Institutional members access full text with Ovid®

Share this article on:

Association of metabolic risk factors with uncontrolled hypertension: comparison of the several definitions of metabolic syndrome

Cortez-Dias, Nunoa,b,c; Martins, Susana R.a,b; Belo, Adrianad; Fiuza, Manuelaa,bon behalf of VALSIM Study investigators

doi: 10.1097/HJH.0b013e32836342f7
ORIGINAL PAPERS: Metabolic syndrome

Aims: To evaluate the influence of metabolic syndrome in the effectiveness of antihypertensive treatment and to compare it using the National Cholesterol Education Program Adult Treatment Panel III (NCEP-ATP III) (2001 and 2004), International Diabetes Federation (IDF) and American Heart Association/National Heart, Lung and Blood Institute (AHA-NHLBI) definitions.

Methods: The VALSIM (Estudo de Prevalência da Síndrome Metabólica) survey was designed as an observational cross-sectional study performed in a primary healthcare setting in Portugal.
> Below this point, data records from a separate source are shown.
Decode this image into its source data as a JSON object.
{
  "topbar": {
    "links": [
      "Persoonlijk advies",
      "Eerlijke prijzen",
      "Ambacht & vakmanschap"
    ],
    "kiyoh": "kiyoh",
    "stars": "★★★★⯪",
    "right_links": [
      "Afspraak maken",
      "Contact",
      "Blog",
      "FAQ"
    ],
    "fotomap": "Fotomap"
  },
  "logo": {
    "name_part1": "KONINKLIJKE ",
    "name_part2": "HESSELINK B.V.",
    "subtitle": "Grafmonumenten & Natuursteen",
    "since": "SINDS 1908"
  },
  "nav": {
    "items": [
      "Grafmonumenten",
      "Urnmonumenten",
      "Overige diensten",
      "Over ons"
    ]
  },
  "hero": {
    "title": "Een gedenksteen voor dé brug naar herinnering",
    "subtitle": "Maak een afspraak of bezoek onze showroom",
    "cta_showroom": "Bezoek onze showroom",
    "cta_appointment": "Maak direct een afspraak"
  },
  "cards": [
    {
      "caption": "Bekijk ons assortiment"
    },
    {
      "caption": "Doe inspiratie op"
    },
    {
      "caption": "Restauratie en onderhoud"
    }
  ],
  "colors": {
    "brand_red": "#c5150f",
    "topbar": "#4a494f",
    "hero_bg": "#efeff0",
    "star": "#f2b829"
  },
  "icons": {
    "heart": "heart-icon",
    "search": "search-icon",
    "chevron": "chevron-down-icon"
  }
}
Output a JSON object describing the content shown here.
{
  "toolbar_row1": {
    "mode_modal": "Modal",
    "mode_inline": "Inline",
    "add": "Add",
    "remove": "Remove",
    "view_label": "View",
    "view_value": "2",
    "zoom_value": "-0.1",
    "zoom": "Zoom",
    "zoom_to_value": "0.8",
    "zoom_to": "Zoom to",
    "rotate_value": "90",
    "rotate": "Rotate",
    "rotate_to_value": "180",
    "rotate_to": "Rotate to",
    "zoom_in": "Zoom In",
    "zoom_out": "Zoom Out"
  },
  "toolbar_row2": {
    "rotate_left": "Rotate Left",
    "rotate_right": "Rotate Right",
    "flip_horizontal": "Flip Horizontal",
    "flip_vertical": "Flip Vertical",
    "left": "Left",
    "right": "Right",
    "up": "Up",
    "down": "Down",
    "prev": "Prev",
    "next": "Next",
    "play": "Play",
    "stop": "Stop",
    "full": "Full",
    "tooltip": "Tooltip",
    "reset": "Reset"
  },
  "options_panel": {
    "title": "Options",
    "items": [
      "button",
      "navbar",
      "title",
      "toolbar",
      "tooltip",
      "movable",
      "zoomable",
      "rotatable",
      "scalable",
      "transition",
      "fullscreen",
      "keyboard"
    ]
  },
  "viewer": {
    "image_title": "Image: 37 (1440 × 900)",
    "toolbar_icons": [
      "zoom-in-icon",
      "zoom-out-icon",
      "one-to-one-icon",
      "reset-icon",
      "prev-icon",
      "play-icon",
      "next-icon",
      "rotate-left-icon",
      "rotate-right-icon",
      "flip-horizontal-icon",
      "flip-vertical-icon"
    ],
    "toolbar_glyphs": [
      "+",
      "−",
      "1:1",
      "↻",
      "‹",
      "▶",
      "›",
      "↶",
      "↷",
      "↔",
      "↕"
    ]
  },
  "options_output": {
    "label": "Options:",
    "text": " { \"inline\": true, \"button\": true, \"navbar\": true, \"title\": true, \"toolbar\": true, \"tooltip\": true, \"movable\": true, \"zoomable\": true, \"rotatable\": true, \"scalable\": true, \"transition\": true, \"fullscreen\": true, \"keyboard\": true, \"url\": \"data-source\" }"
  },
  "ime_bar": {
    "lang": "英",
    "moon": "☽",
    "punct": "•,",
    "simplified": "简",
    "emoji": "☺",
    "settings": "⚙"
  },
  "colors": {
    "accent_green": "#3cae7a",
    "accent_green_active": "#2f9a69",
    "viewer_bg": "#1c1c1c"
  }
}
The first two adult patients scheduled for an appointment on a given day were invited to participate. The treatment effectiveness was evaluated by the occurrence of uncontrolled hypertension (≥140/90 mmHg) in patients taking antihypertensive drugs. Logistic regression analysis was used to determine the association between uncontrolled hypertension and metabolic risk factors, with adjustments for age, sex, and pattern of antihypertensive treatment.

Results: Among the 16 856 individuals evaluated, 8925-treated hypertensive patients were identified. Only 35.8% of them had controlled hypertension. The risk of poor blood pressure control increased with age, waist circumference, serum levels of triglycerides and HDL-cholesterol. Among treatable risk factors, metabolic syndrome as defined by NCEP-ATP III 2001 diagnostic criteria was the strongest independent predictor of uncontrolled hypertension (odds ratio: 1.23; 95% CI: 1.08–1.41; P = 0.002). In opposition, the IDF or AHA-NHLBI definitions of metabolic syndrome failed to identify patients at risk of poor blood pressure control.

Conclusion: Metabolic syndrome is associated with lower effectiveness of antihypertensive therapy and the NCEP-ATP III 2001 definition of metabolic syndrome is the one that better identifies patients at risk of poor blood pressure control.

Supplemental Digital Content is available in the text

aDepartment of Cardiology, Santa Maria University Hospital

bLisbon Medical School, University of Lisbon

cProgramme for Advanced Medical Education (Fundação Calouste Gulbenkian, Ministry of Health and Foundation for Science and Technology)

dPortuguese Society of Cardiology, Lisbon, Portugal

Correspondence to Nuno Cortez-Dias, Rua Professor Moisés Amzalak, n° 14, 7° Fte, 1600-648 Lisbon, Portugal. Tel: +351964175339; fax: +351261864897; e-mail:

Abbreviations: BP, blood pressure; HDL-C, HDL-cholesterol

Received 27 December, 2012

Revised 7 April, 2013

Accepted 15 May, 2013

Supplemental digital content is available for this article. Direct URL citations appear in the printed text and are provided in the HTML and PDF versions of this article on the journal's Website (

© 2013 Wolters Kluwer Health | Lippincott Williams & Wilkins